▸ **Supplied material**
#####
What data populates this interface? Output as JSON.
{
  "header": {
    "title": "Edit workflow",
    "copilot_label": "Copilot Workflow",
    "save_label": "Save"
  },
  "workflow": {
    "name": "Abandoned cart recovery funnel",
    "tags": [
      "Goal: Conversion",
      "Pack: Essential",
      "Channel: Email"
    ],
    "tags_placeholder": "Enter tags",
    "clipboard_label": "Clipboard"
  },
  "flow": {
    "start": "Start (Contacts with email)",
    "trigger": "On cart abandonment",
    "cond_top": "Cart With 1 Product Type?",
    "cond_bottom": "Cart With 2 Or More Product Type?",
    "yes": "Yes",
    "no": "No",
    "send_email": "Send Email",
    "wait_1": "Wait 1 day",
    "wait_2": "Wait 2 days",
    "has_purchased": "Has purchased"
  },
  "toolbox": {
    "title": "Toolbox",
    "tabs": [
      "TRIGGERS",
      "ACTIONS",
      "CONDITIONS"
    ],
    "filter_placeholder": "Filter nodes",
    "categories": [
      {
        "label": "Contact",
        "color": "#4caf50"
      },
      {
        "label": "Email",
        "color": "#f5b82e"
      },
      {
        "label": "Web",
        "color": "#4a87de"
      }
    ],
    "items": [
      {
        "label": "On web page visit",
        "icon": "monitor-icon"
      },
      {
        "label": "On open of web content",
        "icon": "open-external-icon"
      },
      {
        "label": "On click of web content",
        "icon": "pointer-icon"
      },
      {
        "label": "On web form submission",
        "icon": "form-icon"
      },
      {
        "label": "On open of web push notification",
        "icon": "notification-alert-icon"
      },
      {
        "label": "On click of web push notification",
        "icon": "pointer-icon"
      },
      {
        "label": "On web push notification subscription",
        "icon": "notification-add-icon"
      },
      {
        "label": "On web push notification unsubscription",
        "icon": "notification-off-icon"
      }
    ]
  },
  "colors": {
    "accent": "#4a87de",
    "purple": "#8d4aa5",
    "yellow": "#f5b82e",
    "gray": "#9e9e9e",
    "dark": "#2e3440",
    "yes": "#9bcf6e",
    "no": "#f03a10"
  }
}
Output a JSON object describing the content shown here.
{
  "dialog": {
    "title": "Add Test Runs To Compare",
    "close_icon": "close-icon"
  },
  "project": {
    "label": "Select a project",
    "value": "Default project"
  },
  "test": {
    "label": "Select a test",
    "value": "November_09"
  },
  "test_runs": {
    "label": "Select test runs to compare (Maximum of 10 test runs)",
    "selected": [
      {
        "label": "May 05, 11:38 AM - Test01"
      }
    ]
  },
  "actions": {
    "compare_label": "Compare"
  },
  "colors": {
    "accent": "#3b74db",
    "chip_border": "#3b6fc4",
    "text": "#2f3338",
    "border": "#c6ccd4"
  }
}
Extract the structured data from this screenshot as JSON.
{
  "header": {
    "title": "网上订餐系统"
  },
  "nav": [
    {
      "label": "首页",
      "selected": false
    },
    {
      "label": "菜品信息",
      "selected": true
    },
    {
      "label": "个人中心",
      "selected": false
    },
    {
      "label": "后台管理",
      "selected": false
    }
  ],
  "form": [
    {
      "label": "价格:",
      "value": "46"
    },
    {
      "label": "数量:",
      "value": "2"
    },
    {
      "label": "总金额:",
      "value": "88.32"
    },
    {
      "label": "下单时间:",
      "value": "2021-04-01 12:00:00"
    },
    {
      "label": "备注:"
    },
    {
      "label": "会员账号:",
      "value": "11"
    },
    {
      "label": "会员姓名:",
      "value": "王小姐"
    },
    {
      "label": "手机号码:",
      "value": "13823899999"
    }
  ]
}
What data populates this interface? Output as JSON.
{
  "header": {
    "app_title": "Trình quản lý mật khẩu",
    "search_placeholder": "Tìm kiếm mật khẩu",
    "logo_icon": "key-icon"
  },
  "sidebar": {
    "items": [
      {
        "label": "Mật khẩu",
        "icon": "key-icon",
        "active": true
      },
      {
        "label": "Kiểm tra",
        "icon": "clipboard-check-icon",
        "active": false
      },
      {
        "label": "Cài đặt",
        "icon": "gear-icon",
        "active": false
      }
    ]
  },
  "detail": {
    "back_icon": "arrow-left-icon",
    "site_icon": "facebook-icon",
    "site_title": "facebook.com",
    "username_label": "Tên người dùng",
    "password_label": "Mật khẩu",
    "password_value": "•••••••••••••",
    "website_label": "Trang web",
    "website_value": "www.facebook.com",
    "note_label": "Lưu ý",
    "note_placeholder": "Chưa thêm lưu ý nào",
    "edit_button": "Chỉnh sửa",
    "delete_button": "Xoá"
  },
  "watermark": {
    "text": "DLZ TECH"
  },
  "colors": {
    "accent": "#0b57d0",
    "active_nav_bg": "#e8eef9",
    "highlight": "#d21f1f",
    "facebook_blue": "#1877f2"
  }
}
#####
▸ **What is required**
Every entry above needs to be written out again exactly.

▸ **Written solution**
What data populates this interface? Output as JSON.
{
  "header": {
    "title": "Edit workflow",
    "copilot_label": "Copilot Workflow",
    "save_label": "Save"
  },
  "workflow": {
    "name": "Abandoned cart recovery funnel",
    "tags": [
      "Goal: Conversion",
      "Pack: Essential",
      "Channel: Email"
    ],
    "tags_placeholder": "Enter tags",
    "clipboard_label": "Clipboard"
  },
  "flow": {
    "start": "Start (Contacts with email)",
    "trigger": "On cart abandonment",
    "cond_top": "Cart With 1 Product Type?",
    "cond_bottom": "Cart With 2 Or More Product Type?",
    "yes": "Yes",
    "no": "No",
    "send_email": "Send Email",
    "wait_1": "Wait 1 day",
    "wait_2": "Wait 2 days",
    "has_purchased": "Has purchased"
  },
  "toolbox": {
    "title": "Toolbox",
    "tabs": [
      "TRIGGERS",
      "ACTIONS",
      "CONDITIONS"
    ],
    "filter_placeholder": "Filter nodes",
    "categories": [
      {
        "label": "Contact",
        "color": "#4caf50"
      },
      {
        "label": "Email",
        "color": "#f5b82e"
      },
      {
        "label": "Web",
        "color": "#4a87de"
      }
    ],
    "items": [
      {
        "label": "On web page visit",
        "icon": "monitor-icon"
      },
      {
        "label": "On open of web content",
        "icon": "open-external-icon"
      },
      {
        "label": "On click of web content",
        "icon": "pointer-icon"
      },
      {
        "label": "On web form submission",
        "icon": "form-icon"
      },
      {
        "label": "On open of web push notification",
        "icon": "notification-alert-icon"
      },
      {
        "label": "On click of web push notification",
        "icon": "pointer-icon"
      },
      {
        "label": "On web push notification subscription",
        "icon": "notification-add-icon"
      },
      {
        "label": "On web push notification unsubscription",
        "icon": "notification-off-icon"
      }
    ]
  },
  "colors": {
    "accent": "#4a87de",
    "purple": "#8d4aa5",
    "yellow": "#f5b82e",
    "gray": "#9e9e9e",
    "dark": "#2e3440",
    "yes": "#9bcf6e",
    "no": "#f03a10"
  }
}
Output a JSON object describing the content shown here.
{
  "dialog": {
    "title": "Add Test Runs To Compare",
    "close_icon": "close-icon"
  },
  "project": {
    "label": "Select a project",
    "value": "Default project"
  },
  "test": {
    "label": "Select a test",
    "value": "November_09"
  },
  "test_runs": {
    "label": "Select test runs to compare (Maximum of 10 test runs)",
    "selected": [
      {
        "label": "May 05, 11:38 AM - Test01"
      }
    ]
  },
  "actions": {
    "compare_label": "Compare"
  },
  "colors": {
    "accent": "#3b74db",
    "chip_border": "#3b6fc4",
    "text": "#2f3338",
    "border": "#c6ccd4"
  }
}
Extract the structured data from this screenshot as JSON.
{
  "header": {
    "title": "网上订餐系统"
  },
  "nav": [
    {
      "label": "首页",
      "selected": false
    },
    {
      "label": "菜品信息",
      "selected": true
    },
    {
      "label": "个人中心",
      "selected": false
    },
    {
      "label": "后台管理",
      "selected": false
    }
  ],
  "form": [
    {
      "label": "价格:",
      "value": "46"
    },
    {
      "label": "数量:",
      "value": "2"
    },
    {
      "label": "总金额:",
      "value": "88.32"
    },
    {
      "label": "下单时间:",
      "value": "2021-04-01 12:00:00"
    },
    {
      "label": "备注:"
    },
    {
      "label": "会员账号:",
      "value": "11"
    },
    {
      "label": "会员姓名:",
      "value": "王小姐"
    },
    {
      "label": "手机号码:",
      "value": "13823899999"
    }
  ]
}
What data populates this interface? Output as JSON.
{
  "header": {
    "app_title": "Trình quản lý mật khẩu",
    "search_placeholder": "Tìm kiếm mật khẩu",
    "logo_icon": "key-icon"
  },
  "sidebar": {
    "items": [
      {
        "label": "Mật khẩu",
        "icon": "key-icon",
        "active": true
      },
      {
        "label": "Kiểm tra",
        "icon": "clipboard-check-icon",
        "active": false
      },
      {
        "label": "Cài đặt",
        "icon": "gear-icon",
        "active": false
      }
    ]
  },
  "detail": {
    "back_icon": "arrow-left-icon",
    "site_icon": "facebook-icon",
    "site_title": "facebook.com",
    "username_label": "Tên người dùng",
    "password_label": "Mật khẩu",
    "password_value": "•••••••••••••",
    "website_label": "Trang web",
    "website_value": "www.facebook.com",
    "note_label": "Lưu ý",
    "note_placeholder": "Chưa thêm lưu ý nào",
    "edit_button": "Chỉnh sửa",
    "delete_button": "Xoá"
  },
  "watermark": {
    "text": "DLZ TECH"
  },
  "colors": {
    "accent": "#0b57d0",
    "active_nav_bg": "#e8eef9",
    "highlight": "#d21f1f",
    "facebook_blue": "#1877f2"
  }
}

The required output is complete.